Search giant to slow hiring for the coming year, while Windows-owner has laid off workers
Google and Microsoft are cutting back on new hires as the inflation-plagued US economy threatens to tip into a full-on recession. Google CEO Sundar Pichai announced in a staff email on Tuesday that hiring would slow for the remainder of the year, while Microsoft laid workers off across multiple divisions and offices on Monday, even as the company insisted it would boost headcount over the next year.
Pichai specifically cited the threat of economic recession in his email to Google staff, as cited by the media, explaining that the company will focus on “engineering, technical and other critical roles” for the rest of the year and for 2023 in the face of an “uncertain global economic outlook.” He called on employees to “be more entrepreneurial, working with greater urgency, sharper focus, and more hunger than we’ve shown on sunnier days,” acknowledging that “in some cases, that means consolidating where investments overlap and streamlining processes.”
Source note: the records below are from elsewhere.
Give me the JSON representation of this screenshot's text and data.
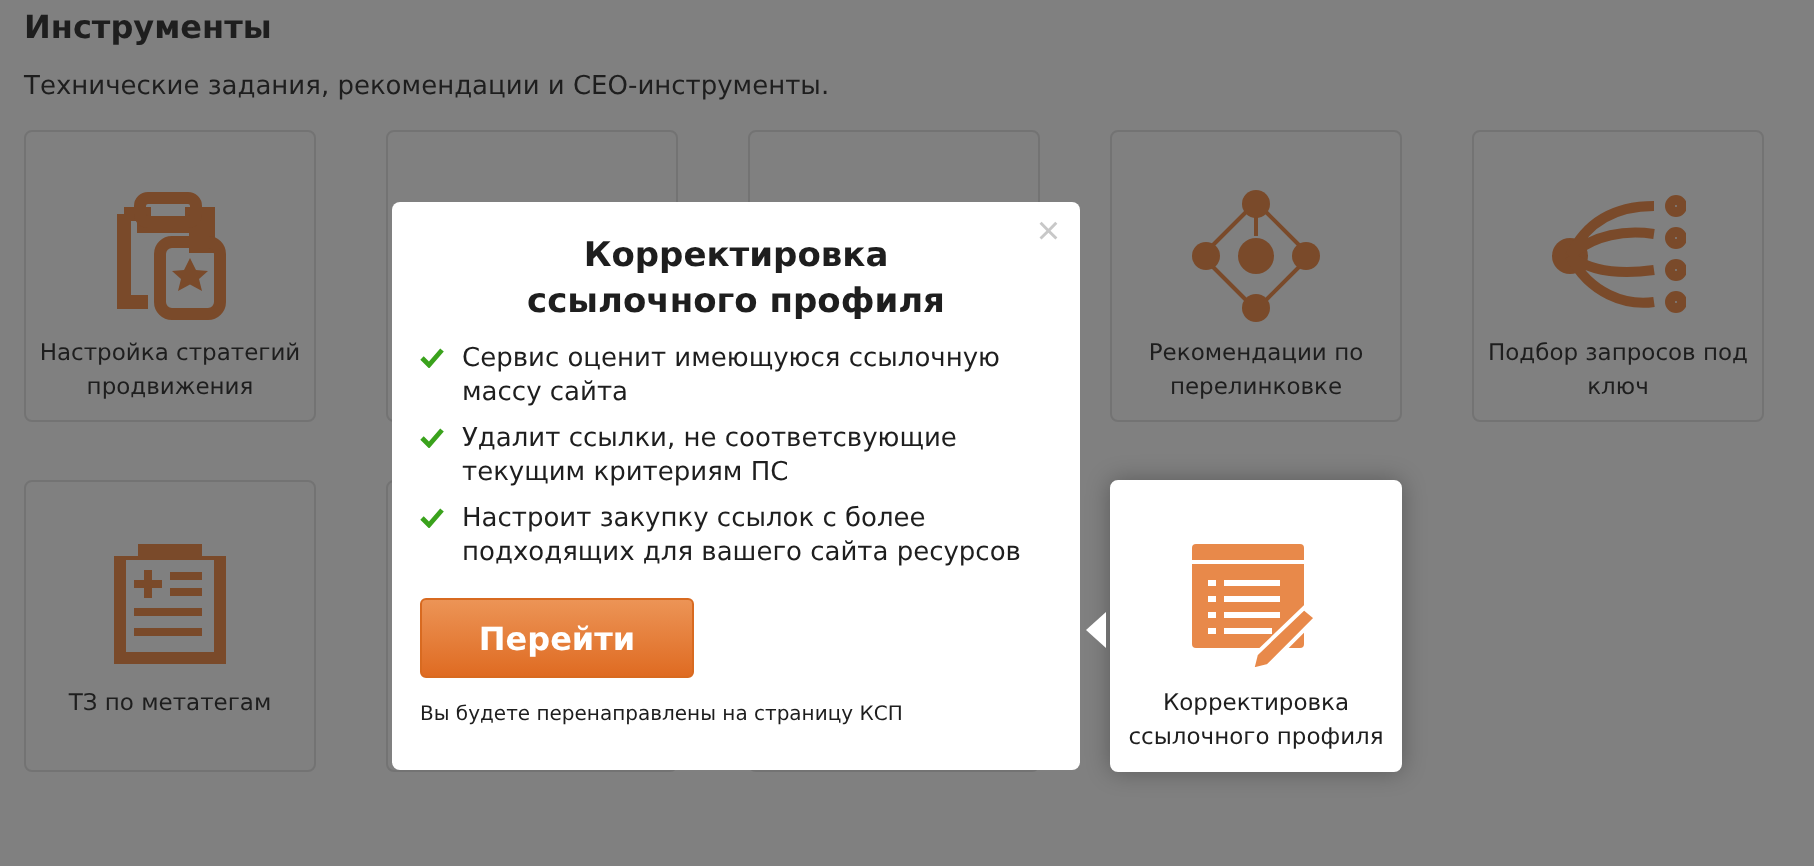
{
  "section": {
    "title": "Инструменты",
    "subtitle": "Технические задания, рекомендации и СЕО-инструменты."
  },
  "tiles": [
    {
      "label": "Настройка стратегий продвижения",
      "selected": false
    },
    {
      "selected": false
    },
    {
      "selected": false
    },
    {
      "label": "Рекомендации по перелинковке",
      "selected": false
    },
    {
      "label": "Подбор запросов под ключ",
      "selected": false
    },
    {
      "label": "ТЗ по метатегам",
      "selected": false
    },
    {
      "selected": false
    },
    {
      "selected": false
    },
    {
      "label": "Корректировка ссылочного профиля",
      "selected": true
    }
  ],
  "popup": {
    "close": "×",
    "title": "Корректировка ссылочного профиля",
    "features": [
      "Сервис оценит имеющуюся ссылочную массу сайта",
      "Удалит ссылки, не соответсвующие текущим критериям ПС",
      "Настроит закупку ссылок с более подходящих для вашего сайта ресурсов"
    ],
    "button": "Перейти",
    "note": "Вы будете перенаправлены на страницу КСП"
  }
}
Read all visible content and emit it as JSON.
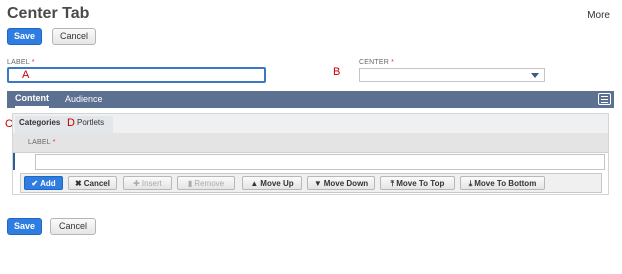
{
  "page": {
    "title": "Center Tab",
    "more_label": "More"
  },
  "top_actions": {
    "save_label": "Save",
    "cancel_label": "Cancel"
  },
  "bottom_actions": {
    "save_label": "Save",
    "cancel_label": "Cancel"
  },
  "form": {
    "label_field": {
      "label": "LABEL",
      "required_mark": "*",
      "value": ""
    },
    "center_field": {
      "label": "CENTER",
      "required_mark": "*",
      "value": ""
    }
  },
  "annotations": {
    "a": "A",
    "b": "B",
    "c": "C",
    "d": "D"
  },
  "tabs": [
    {
      "label": "Content",
      "active": true
    },
    {
      "label": "Audience",
      "active": false
    }
  ],
  "subtabs": [
    {
      "label": "Categories",
      "active": true
    },
    {
      "label": "Portlets",
      "active": false
    }
  ],
  "grid": {
    "column_label": "LABEL",
    "required_mark": "*",
    "row_value": ""
  },
  "toolbar": {
    "buttons": [
      {
        "label": "Add",
        "icon": "check-icon",
        "enabled": true
      },
      {
        "label": "Cancel",
        "icon": "x-icon",
        "enabled": true
      },
      {
        "label": "Insert",
        "icon": "plus-icon",
        "enabled": false
      },
      {
        "label": "Remove",
        "icon": "trash-icon",
        "enabled": false
      },
      {
        "label": "Move Up",
        "icon": "arrow-up-icon",
        "enabled": true
      },
      {
        "label": "Move Down",
        "icon": "arrow-down-icon",
        "enabled": true
      },
      {
        "label": "Move To Top",
        "icon": "arrow-top-icon",
        "enabled": true
      },
      {
        "label": "Move To Bottom",
        "icon": "arrow-bottom-icon",
        "enabled": true
      }
    ]
  },
  "colors": {
    "accent": "#2f7de1",
    "tabbar": "#5c7091",
    "annotation": "#c00000"
  }
}
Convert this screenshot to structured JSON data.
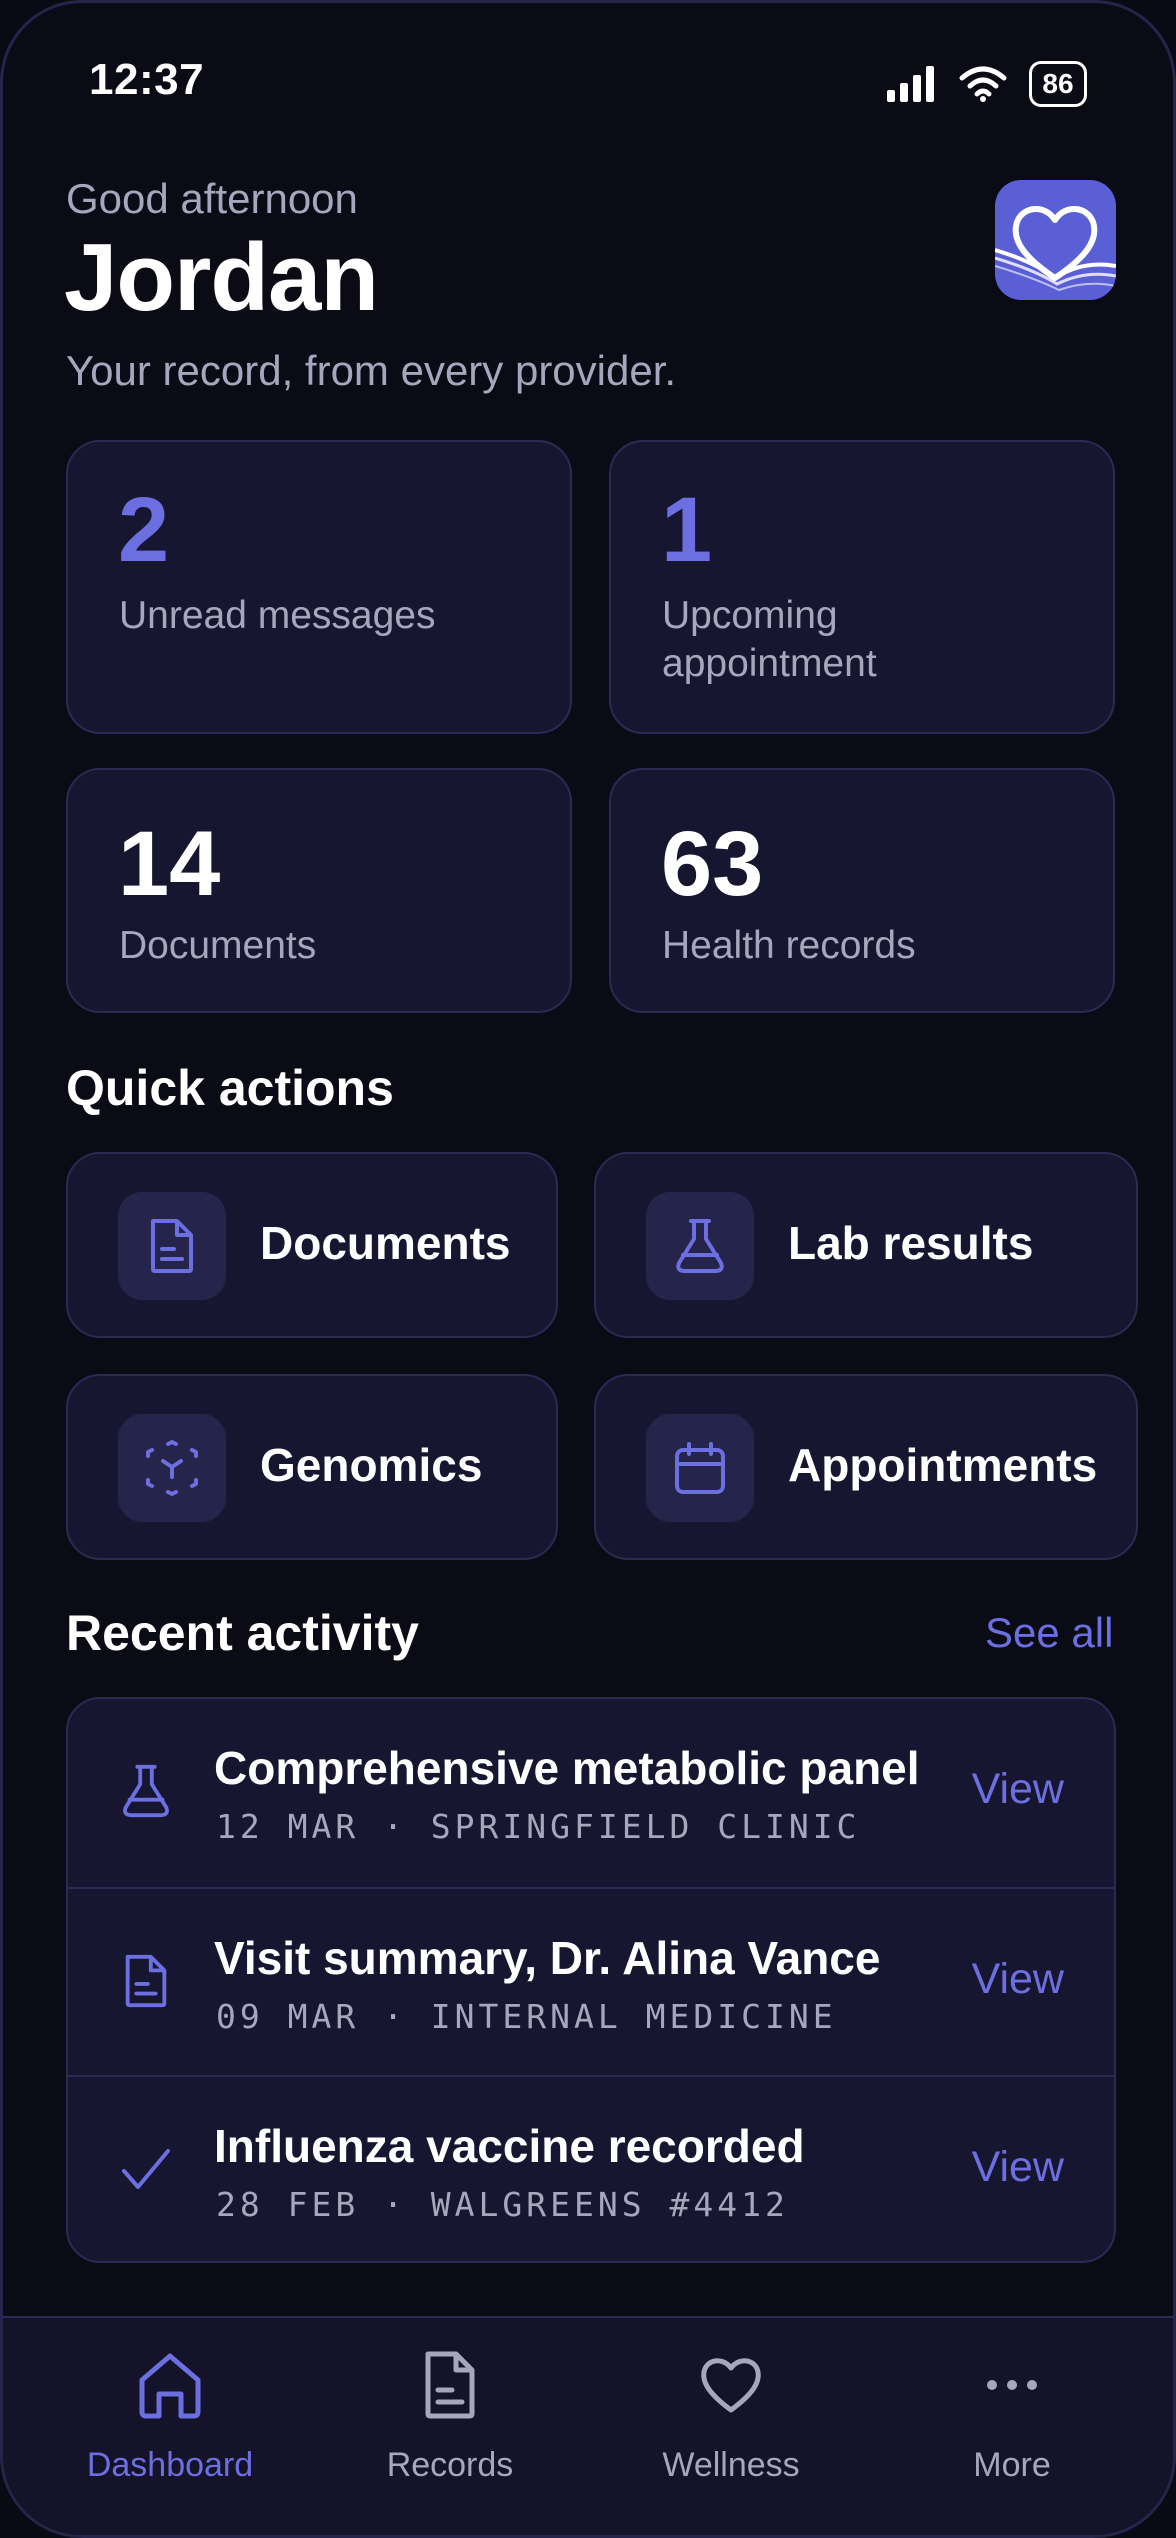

While Google parent company Alphabet’s sheer size and its products’ ubiquity might make it seem recession-proof, recent expansion in less-than-profitable areas such as its smartphone business, wearables, and self-driving cars may have made the 164,000-person company more vulnerable to what Pichai described as “economic headwinds.” The company also added 10,000 new employees during the second quarter, with more coming on board in the third quarter, according to the CEO.
Microsoft, meanwhile, attempted to downplay its layoffs, which affected less than 1% of the 180,000-person company, as typical for the calendar period rather than a reaction to impending economic doom. “Like all companies, we evaluate our business priorities on a regular basis, and make structural adjustments accordingly,” the company said in an emailed statement, pledging to “invest in our business and grow headcount overall in the year ahead.” However, in addition to this week’s layoffs, the company cut back on hiring in its Windows and Office groups in May.
The two megacorporations are far from the only industry giants trimming the fat in the face of gathering economic clouds. Meta, the parent company of Facebook, has cut its new hire targets by 30%, with CEO Mark Zuckerberg reportedly telling employees the social media behemoth is suffering “one of the worst downturns [it has seen] in recent history.”
Since May, rideshare company Lyft and social app Snap have announced hiring slowdowns, while Tesla is not only cutting back on new hires but offloading 10% of its salaried employees.
Inflation in the US is running at a 40-year high, with consumer sentiment correspondingly at rock bottom. The Federal Reserve has sought to rein in the runaway price growth by raising interest rates, a solution that, according to analysts, risks triggering a recession of its own as the sizable debts carried by the average American become unmanageable.